The one asterisk on Tesla’s patent giveaway
Tesla Motors (TSLA) CEO Elon Musk hopes the company’s great patent giveaway will be the carrot that will finally encourage large automakers to bring more electric vehicles to market. Will the automotive industry and its we-invented-it-here culture bite?
The luxury electric vehicle maker has, until now, closely held a compelling batch of patents related to its battery pack, car design, electrochemistry and automation, said Navigant Research analyst Sam Jaffe. For instance, the company designed its innovative battery pack around small format cylindrical lithium-ion cells, while the rest of the industry has stuck with large format prismatic cells.
“There’s no debate that the small cells are cheaper,” Jaffe said. “The large automakers may have hesitated to go to the small cells because of Tesla’s intellectual property patents. It would have been hard not to bump into them.”
The small cells might be cheaper, but they also require a lot of thermal cooling, sensors and wiring, Jaffe says. For instance, Tesla’s Model S 85 kWh battery packs have 7,100 individual batteries. Each one needs a wire welded to a busbar, which collects the current. That means thousands of weld points, versus the Chevrolet Volt large format battery pack, which has only 288 cells.
“One of Tesla’s most important patents dealt with the automation those welds,” Jaffe said. The electric automaker’s cell structure, safety engineering and battery monitoring are other innovative pieces of technology.
In releasing the patents, Tesla reduces the threat of patent lawsuits. But it’s unclear whether peer automakers would even engage with them.
“Automakers tend to suffer from the not-created-here syndrome,” Jaffe said. “The last thing they want is to be seen as using another company’s ideas or design.”
Musk met with BMW executives this week. The event has led to speculation over whether the two companies would share their respective technologies and give life to a new way of conducting business in the auto industry. BMW manufactures the electric i3 and plug-in hybrid i8, and many analysts consider the automaker a direct competitor to Tesla. (For more, watch our recent Fortune Tech Debate about the company.)
Tesla spokesman Simon Sproule stressed automakers have meetings like this all the time to share ideas and “what if” scenarios. “It’s totally normal daily business,” Sproule said.
Ford Motor Co. (F) wouldn’t say whether it would use Tesla’s technology. The company, which describes itself as the first and only automaker to have a dedicated open source hardware and software platform, said through a spokeswoman that it encourages the adoption of innovative technology across the industry. “We repeatedly have offered to widely license our patent technology to encourage expanded adoption, including our inflatable safety belt system, Roll Stability Control, “Surveillance mode” technology for police vehicles and our Belt-Minder system,” she said.

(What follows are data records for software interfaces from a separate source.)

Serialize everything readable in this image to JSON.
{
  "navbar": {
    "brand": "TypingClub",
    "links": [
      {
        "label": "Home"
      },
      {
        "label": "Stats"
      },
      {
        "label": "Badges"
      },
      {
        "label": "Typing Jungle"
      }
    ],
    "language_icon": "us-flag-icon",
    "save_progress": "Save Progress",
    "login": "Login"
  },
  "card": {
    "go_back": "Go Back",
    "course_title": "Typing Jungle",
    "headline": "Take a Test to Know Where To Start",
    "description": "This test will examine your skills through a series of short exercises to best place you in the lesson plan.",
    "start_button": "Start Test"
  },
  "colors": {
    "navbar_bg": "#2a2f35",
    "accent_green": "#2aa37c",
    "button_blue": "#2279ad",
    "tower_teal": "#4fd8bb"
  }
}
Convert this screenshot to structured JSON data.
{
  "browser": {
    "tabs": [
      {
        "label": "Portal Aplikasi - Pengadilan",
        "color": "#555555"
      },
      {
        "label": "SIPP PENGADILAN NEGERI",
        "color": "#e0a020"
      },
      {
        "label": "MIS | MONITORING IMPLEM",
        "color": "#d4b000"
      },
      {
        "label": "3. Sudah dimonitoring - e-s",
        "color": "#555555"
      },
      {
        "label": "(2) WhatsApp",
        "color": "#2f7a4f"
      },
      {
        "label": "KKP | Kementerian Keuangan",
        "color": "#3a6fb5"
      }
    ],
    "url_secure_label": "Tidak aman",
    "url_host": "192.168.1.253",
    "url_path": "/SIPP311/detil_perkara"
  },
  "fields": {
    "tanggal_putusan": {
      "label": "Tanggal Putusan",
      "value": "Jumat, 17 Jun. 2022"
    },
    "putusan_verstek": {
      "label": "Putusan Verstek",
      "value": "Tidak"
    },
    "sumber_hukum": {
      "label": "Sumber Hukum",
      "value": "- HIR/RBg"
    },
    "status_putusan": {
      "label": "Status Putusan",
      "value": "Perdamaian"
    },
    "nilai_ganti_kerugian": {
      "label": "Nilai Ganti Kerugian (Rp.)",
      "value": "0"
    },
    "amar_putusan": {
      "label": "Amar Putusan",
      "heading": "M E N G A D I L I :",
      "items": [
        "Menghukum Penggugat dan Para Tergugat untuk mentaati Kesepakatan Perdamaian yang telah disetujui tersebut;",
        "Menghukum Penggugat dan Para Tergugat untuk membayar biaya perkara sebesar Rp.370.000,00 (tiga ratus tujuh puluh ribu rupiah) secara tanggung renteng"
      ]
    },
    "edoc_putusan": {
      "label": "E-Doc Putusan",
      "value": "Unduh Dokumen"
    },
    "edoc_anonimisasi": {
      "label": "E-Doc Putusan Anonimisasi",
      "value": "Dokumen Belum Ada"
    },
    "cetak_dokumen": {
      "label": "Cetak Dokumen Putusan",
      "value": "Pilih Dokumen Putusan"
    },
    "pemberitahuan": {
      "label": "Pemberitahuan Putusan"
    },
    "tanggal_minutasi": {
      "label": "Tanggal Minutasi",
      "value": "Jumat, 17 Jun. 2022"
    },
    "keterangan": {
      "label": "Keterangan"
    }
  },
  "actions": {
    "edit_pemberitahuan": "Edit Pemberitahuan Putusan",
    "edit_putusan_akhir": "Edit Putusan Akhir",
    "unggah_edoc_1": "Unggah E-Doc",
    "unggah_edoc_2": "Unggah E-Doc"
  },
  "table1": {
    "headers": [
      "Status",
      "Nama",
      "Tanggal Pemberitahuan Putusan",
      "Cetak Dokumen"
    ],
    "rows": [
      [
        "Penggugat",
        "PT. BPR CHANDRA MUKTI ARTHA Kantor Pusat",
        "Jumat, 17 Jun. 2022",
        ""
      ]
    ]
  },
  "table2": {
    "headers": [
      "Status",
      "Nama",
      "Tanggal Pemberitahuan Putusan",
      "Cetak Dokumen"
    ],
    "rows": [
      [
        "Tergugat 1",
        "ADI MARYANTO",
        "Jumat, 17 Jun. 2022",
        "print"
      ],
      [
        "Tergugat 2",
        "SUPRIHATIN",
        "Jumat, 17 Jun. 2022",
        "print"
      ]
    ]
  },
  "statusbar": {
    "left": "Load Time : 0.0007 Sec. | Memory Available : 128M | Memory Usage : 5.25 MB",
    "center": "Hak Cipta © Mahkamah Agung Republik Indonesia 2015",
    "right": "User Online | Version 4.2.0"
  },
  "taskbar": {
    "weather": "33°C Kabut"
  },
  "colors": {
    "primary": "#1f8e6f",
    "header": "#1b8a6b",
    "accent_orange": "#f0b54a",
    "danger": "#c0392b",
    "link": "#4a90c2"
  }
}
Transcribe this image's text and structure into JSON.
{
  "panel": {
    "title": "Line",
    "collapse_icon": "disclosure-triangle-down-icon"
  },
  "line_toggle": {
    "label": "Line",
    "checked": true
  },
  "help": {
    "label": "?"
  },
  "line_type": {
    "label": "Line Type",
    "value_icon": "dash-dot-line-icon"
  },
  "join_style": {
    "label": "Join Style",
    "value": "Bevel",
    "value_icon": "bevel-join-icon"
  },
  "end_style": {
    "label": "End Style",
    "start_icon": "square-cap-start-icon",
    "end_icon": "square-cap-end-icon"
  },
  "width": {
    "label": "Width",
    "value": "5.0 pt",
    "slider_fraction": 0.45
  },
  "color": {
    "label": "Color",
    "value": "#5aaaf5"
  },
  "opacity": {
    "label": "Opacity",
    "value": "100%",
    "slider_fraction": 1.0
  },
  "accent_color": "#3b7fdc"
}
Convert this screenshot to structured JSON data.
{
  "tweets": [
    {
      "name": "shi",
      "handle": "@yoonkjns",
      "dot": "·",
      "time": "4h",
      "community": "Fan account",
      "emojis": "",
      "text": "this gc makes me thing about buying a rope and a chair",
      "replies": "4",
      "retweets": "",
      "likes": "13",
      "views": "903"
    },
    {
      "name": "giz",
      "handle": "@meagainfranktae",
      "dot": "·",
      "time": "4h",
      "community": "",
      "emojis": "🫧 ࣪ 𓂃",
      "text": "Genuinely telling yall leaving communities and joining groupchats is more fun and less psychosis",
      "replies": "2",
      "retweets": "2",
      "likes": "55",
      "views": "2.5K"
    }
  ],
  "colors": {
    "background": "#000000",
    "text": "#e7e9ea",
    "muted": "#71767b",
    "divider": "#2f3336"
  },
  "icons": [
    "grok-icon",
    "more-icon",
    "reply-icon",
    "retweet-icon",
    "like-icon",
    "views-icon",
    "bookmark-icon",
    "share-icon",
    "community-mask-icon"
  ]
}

It’s an approach that works, said Simon Phipps, president of the Open Source Initiative. “It’s easier to innovate if you don’t have to ask for permission first,” he said, citing the open source software led to the Linux operating system that is behind Google’s Android mobile operating system, TomTom and Ubuntu. Others include Mozilla’s Firefox browser, the LibreOffice word processing suite, and the Apache web server that powers the Internet.
Musk is following those examples, Phipps said. “He’s applying the same principle to electric vehicles and by doing so, he’s likely to grow his market to the benefit of all, including his company,” he said, adding that an expansion of the electric vehicle market would not necessarily threaten Tesla.
“There’s room for Tesla and everybody else,” Jaffe said. “Tesla has proven that they really know how to design and manufacture a car, and in the luxury market, which is hard to do.”
Tesla’s open source stance is not unheard of the in the technology industry, according James Love, a partner and patent attorney with Oblon Spivak in Washington D.C.
“Tesla is essentially saying it won’t use its patents offensively, meaning it won’t sue,” he said. However, one clause in the Musk’s blog post released Thursday leaves the company some wiggle room—an asterisk, if you will, on a seemingly altruistic act.
“Tesla will not initiate patent lawsuits against anyone who, in good faith, wants to use our technology,” Musk wrote in a post entitled “All Our Patent Are Belong to You,” a name that gives homage to the early ‘90s video game Zero Wing.
“That good faith clause leaves open the possibility that Tesla could sue on the patents if they felt the infringer wasn’t acting in good faith, so in a sense they are using the patents defensively in this way,” Love said.
Other tech companies have made similar intellectual property moves. In 2012, Twitter announced its patents would only be used for defensive purposes. IBM (IBM) unlocked access to 500 of its software patents nearly a decade ago, however that hasn’t stopped the company from actively protecting its remaining patents. In January 2014, Twitter paid IBM $36 million for 900 patents in order to avoid a lawsuit.